__Data for analysis__:
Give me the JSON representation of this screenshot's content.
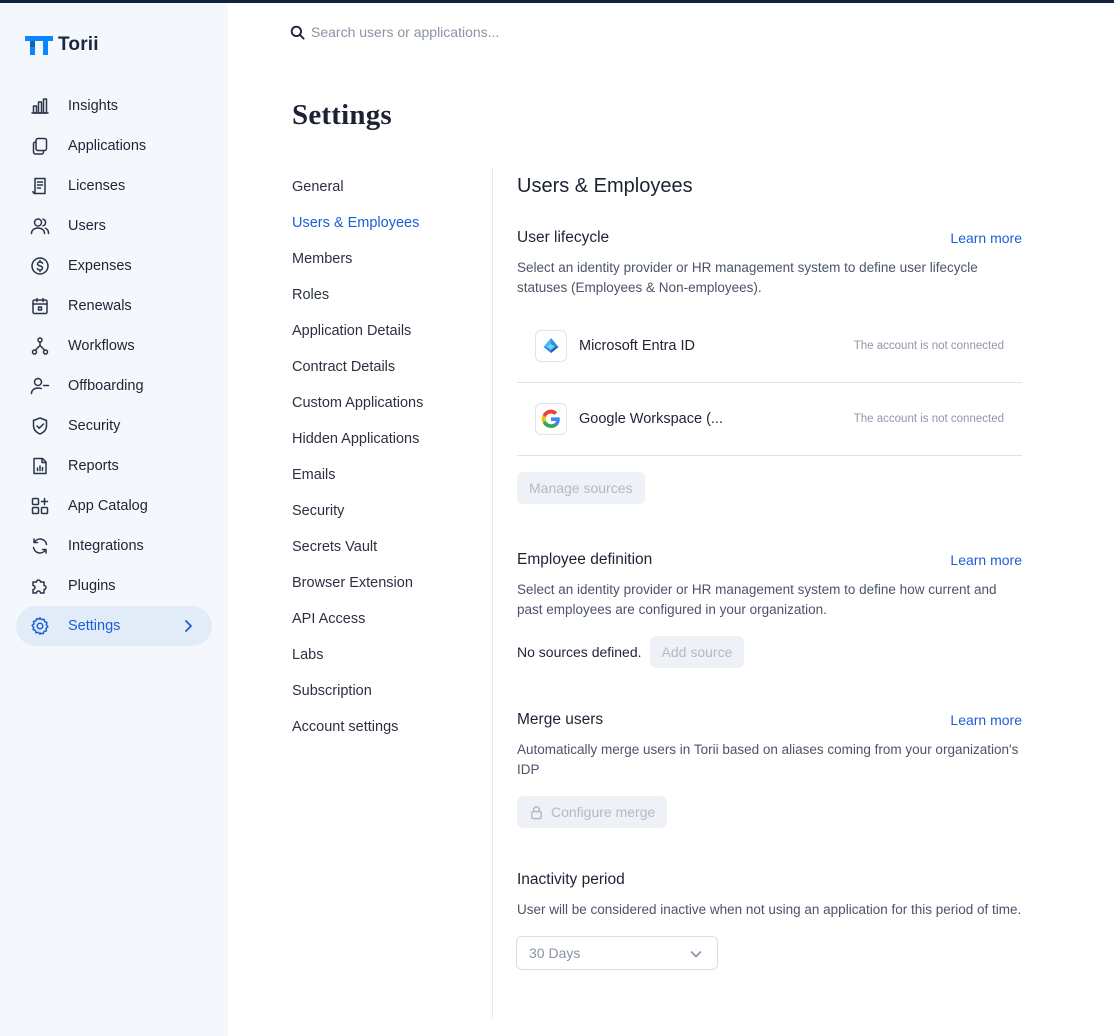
{
  "brand": {
    "name": "Torii",
    "accent": "#1a5fd6",
    "logo_color": "#0a84ff"
  },
  "search": {
    "placeholder": "Search users or applications..."
  },
  "sidebar": {
    "items": [
      {
        "label": "Insights",
        "icon": "bar-chart-icon"
      },
      {
        "label": "Applications",
        "icon": "copy-icon"
      },
      {
        "label": "Licenses",
        "icon": "receipt-icon"
      },
      {
        "label": "Users",
        "icon": "users-icon"
      },
      {
        "label": "Expenses",
        "icon": "dollar-circle-icon"
      },
      {
        "label": "Renewals",
        "icon": "calendar-icon"
      },
      {
        "label": "Workflows",
        "icon": "workflow-icon"
      },
      {
        "label": "Offboarding",
        "icon": "user-minus-icon"
      },
      {
        "label": "Security",
        "icon": "shield-check-icon"
      },
      {
        "label": "Reports",
        "icon": "report-icon"
      },
      {
        "label": "App Catalog",
        "icon": "grid-plus-icon"
      },
      {
        "label": "Integrations",
        "icon": "refresh-icon"
      },
      {
        "label": "Plugins",
        "icon": "puzzle-icon"
      },
      {
        "label": "Settings",
        "icon": "gear-icon",
        "active": true
      }
    ]
  },
  "page": {
    "title": "Settings"
  },
  "settings_nav": {
    "items": [
      "General",
      "Users & Employees",
      "Members",
      "Roles",
      "Application Details",
      "Contract Details",
      "Custom Applications",
      "Hidden Applications",
      "Emails",
      "Security",
      "Secrets Vault",
      "Browser Extension",
      "API Access",
      "Labs",
      "Subscription",
      "Account settings"
    ],
    "active": "Users & Employees"
  },
  "content": {
    "title": "Users & Employees",
    "user_lifecycle": {
      "title": "User lifecycle",
      "learn_more": "Learn more",
      "description": "Select an identity provider or HR management system to define user lifecycle statuses (Employees & Non-employees).",
      "sources": [
        {
          "name": "Microsoft Entra ID",
          "status": "The account is not connected",
          "icon": "microsoft-entra-icon"
        },
        {
          "name": "Google Workspace (...",
          "status": "The account is not connected",
          "icon": "google-icon"
        }
      ],
      "manage_button": "Manage sources"
    },
    "employee_definition": {
      "title": "Employee definition",
      "learn_more": "Learn more",
      "description": "Select an identity provider or HR management system to define how current and past employees are configured in your organization.",
      "no_sources": "No sources defined.",
      "add_button": "Add source"
    },
    "merge_users": {
      "title": "Merge users",
      "learn_more": "Learn more",
      "description": "Automatically merge users in Torii based on aliases coming from your organization's IDP",
      "configure_button": "Configure merge"
    },
    "inactivity": {
      "title": "Inactivity period",
      "description": "User will be considered inactive when not using an application for this period of time.",
      "selected": "30 Days"
    }
  }
}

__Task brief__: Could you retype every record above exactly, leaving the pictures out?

__Exercise result__:
Give me the JSON representation of this screenshot's content.
{
  "brand": {
    "name": "Torii",
    "accent": "#1a5fd6",
    "logo_color": "#0a84ff"
  },
  "search": {
    "placeholder": "Search users or applications..."
  },
  "sidebar": {
    "items": [
      {
        "label": "Insights",
        "icon": "bar-chart-icon"
      },
      {
        "label": "Applications",
        "icon": "copy-icon"
      },
      {
        "label": "Licenses",
        "icon": "receipt-icon"
      },
      {
        "label": "Users",
        "icon": "users-icon"
      },
      {
        "label": "Expenses",
        "icon": "dollar-circle-icon"
      },
      {
        "label": "Renewals",
        "icon": "calendar-icon"
      },
      {
        "label": "Workflows",
        "icon": "workflow-icon"
      },
      {
        "label": "Offboarding",
        "icon": "user-minus-icon"
      },
      {
        "label": "Security",
        "icon": "shield-check-icon"
      },
      {
        "label": "Reports",
        "icon": "report-icon"
      },
      {
        "label": "App Catalog",
        "icon": "grid-plus-icon"
      },
      {
        "label": "Integrations",
        "icon": "refresh-icon"
      },
      {
        "label": "Plugins",
        "icon": "puzzle-icon"
      },
      {
        "label": "Settings",
        "icon": "gear-icon",
        "active": true
      }
    ]
  },
  "page": {
    "title": "Settings"
  },
  "settings_nav": {
    "items": [
      "General",
      "Users & Employees",
      "Members",
      "Roles",
      "Application Details",
      "Contract Details",
      "Custom Applications",
      "Hidden Applications",
      "Emails",
      "Security",
      "Secrets Vault",
      "Browser Extension",
      "API Access",
      "Labs",
      "Subscription",
      "Account settings"
    ],
    "active": "Users & Employees"
  },
  "content": {
    "title": "Users & Employees",
    "user_lifecycle": {
      "title": "User lifecycle",
      "learn_more": "Learn more",
      "description": "Select an identity provider or HR management system to define user lifecycle statuses (Employees & Non-employees).",
      "sources": [
        {
          "name": "Microsoft Entra ID",
          "status": "The account is not connected",
          "icon": "microsoft-entra-icon"
        },
        {
          "name": "Google Workspace (...",
          "status": "The account is not connected",
          "icon": "google-icon"
        }
      ],
      "manage_button": "Manage sources"
    },
    "employee_definition": {
      "title": "Employee definition",
      "learn_more": "Learn more",
      "description": "Select an identity provider or HR management system to define how current and past employees are configured in your organization.",
      "no_sources": "No sources defined.",
      "add_button": "Add source"
    },
    "merge_users": {
      "title": "Merge users",
      "learn_more": "Learn more",
      "description": "Automatically merge users in Torii based on aliases coming from your organization's IDP",
      "configure_button": "Configure merge"
    },
    "inactivity": {
      "title": "Inactivity period",
      "description": "User will be considered inactive when not using an application for this period of time.",
      "selected": "30 Days"
    }
  }
}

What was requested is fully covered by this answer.